DESCRIPTION OF THE TASK » No pictures, nothing altered: return the data below.

Dataset rows describing interfaces »
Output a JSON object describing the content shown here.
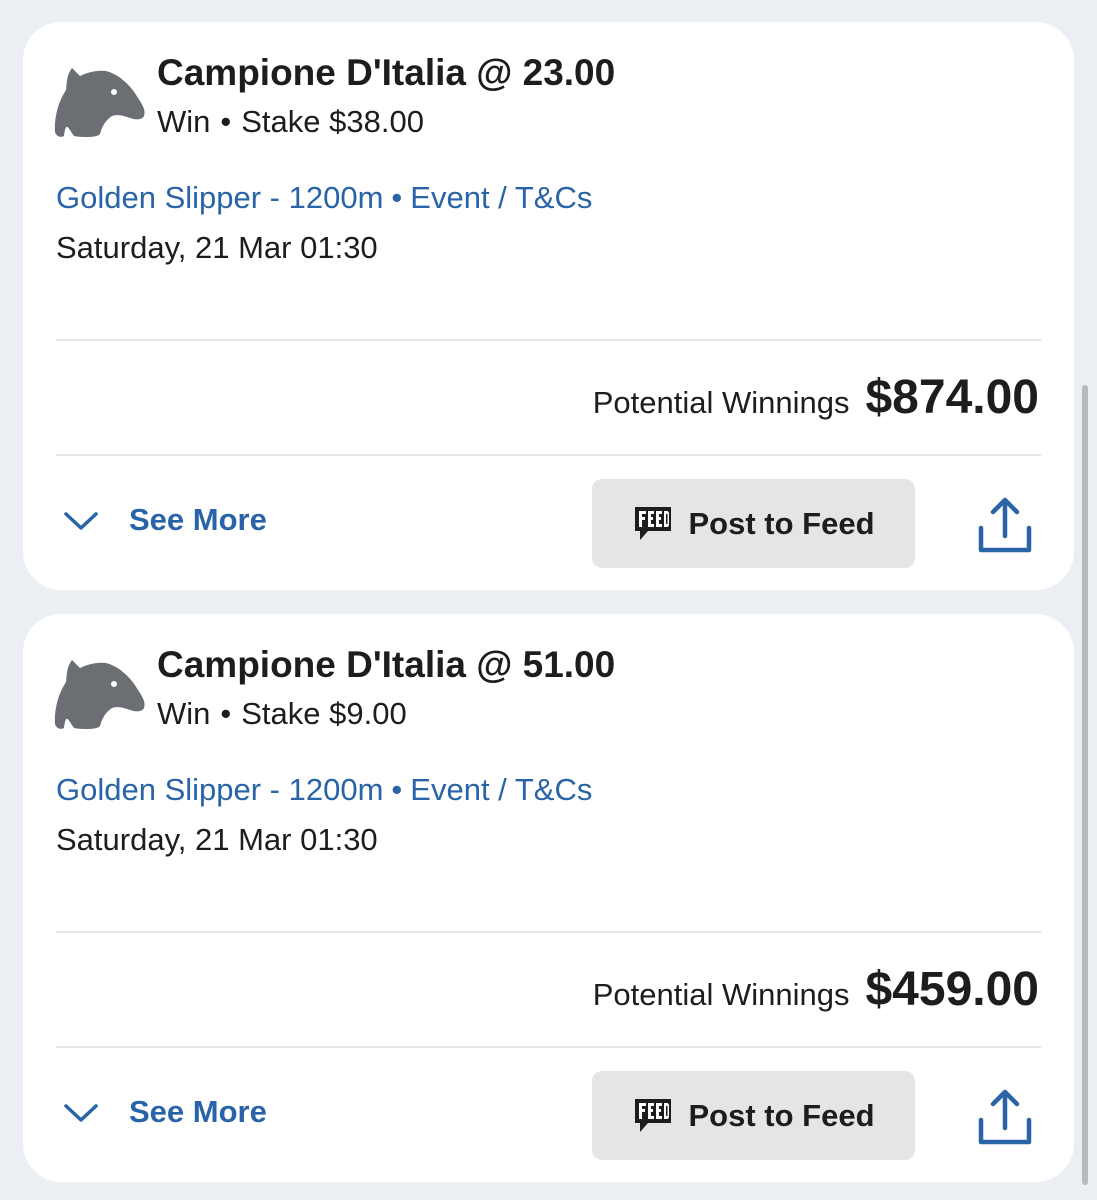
{
  "colors": {
    "background": "#ebeff3",
    "card": "#ffffff",
    "link": "#2a64a8",
    "text": "#1c1d1f",
    "icon_gray": "#6b6e72",
    "button_bg": "#e4e5e7"
  },
  "bets": [
    {
      "icon": "horse-head-icon",
      "title": "Campione D'Italia @ 23.00",
      "bet_type": "Win",
      "stake": "Stake $38.00",
      "event_name": "Golden Slipper - 1200m",
      "event_link": "Event / T&Cs",
      "date": "Saturday, 21 Mar 01:30",
      "winnings_label": "Potential Winnings",
      "winnings_value": "$874.00",
      "see_more_label": "See More",
      "feed_button_label": "Post to Feed",
      "share_icon": "share-icon"
    },
    {
      "icon": "horse-head-icon",
      "title": "Campione D'Italia @ 51.00",
      "bet_type": "Win",
      "stake": "Stake $9.00",
      "event_name": "Golden Slipper - 1200m",
      "event_link": "Event / T&Cs",
      "date": "Saturday, 21 Mar 01:30",
      "winnings_label": "Potential Winnings",
      "winnings_value": "$459.00",
      "see_more_label": "See More",
      "feed_button_label": "Post to Feed",
      "share_icon": "share-icon"
    }
  ]
}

YOUR RESPONSE »
Output a JSON object describing the content shown here.
{
  "colors": {
    "background": "#ebeff3",
    "card": "#ffffff",
    "link": "#2a64a8",
    "text": "#1c1d1f",
    "icon_gray": "#6b6e72",
    "button_bg": "#e4e5e7"
  },
  "bets": [
    {
      "icon": "horse-head-icon",
      "title": "Campione D'Italia @ 23.00",
      "bet_type": "Win",
      "stake": "Stake $38.00",
      "event_name": "Golden Slipper - 1200m",
      "event_link": "Event / T&Cs",
      "date": "Saturday, 21 Mar 01:30",
      "winnings_label": "Potential Winnings",
      "winnings_value": "$874.00",
      "see_more_label": "See More",
      "feed_button_label": "Post to Feed",
      "share_icon": "share-icon"
    },
    {
      "icon": "horse-head-icon",
      "title": "Campione D'Italia @ 51.00",
      "bet_type": "Win",
      "stake": "Stake $9.00",
      "event_name": "Golden Slipper - 1200m",
      "event_link": "Event / T&Cs",
      "date": "Saturday, 21 Mar 01:30",
      "winnings_label": "Potential Winnings",
      "winnings_value": "$459.00",
      "see_more_label": "See More",
      "feed_button_label": "Post to Feed",
      "share_icon": "share-icon"
    }
  ]
}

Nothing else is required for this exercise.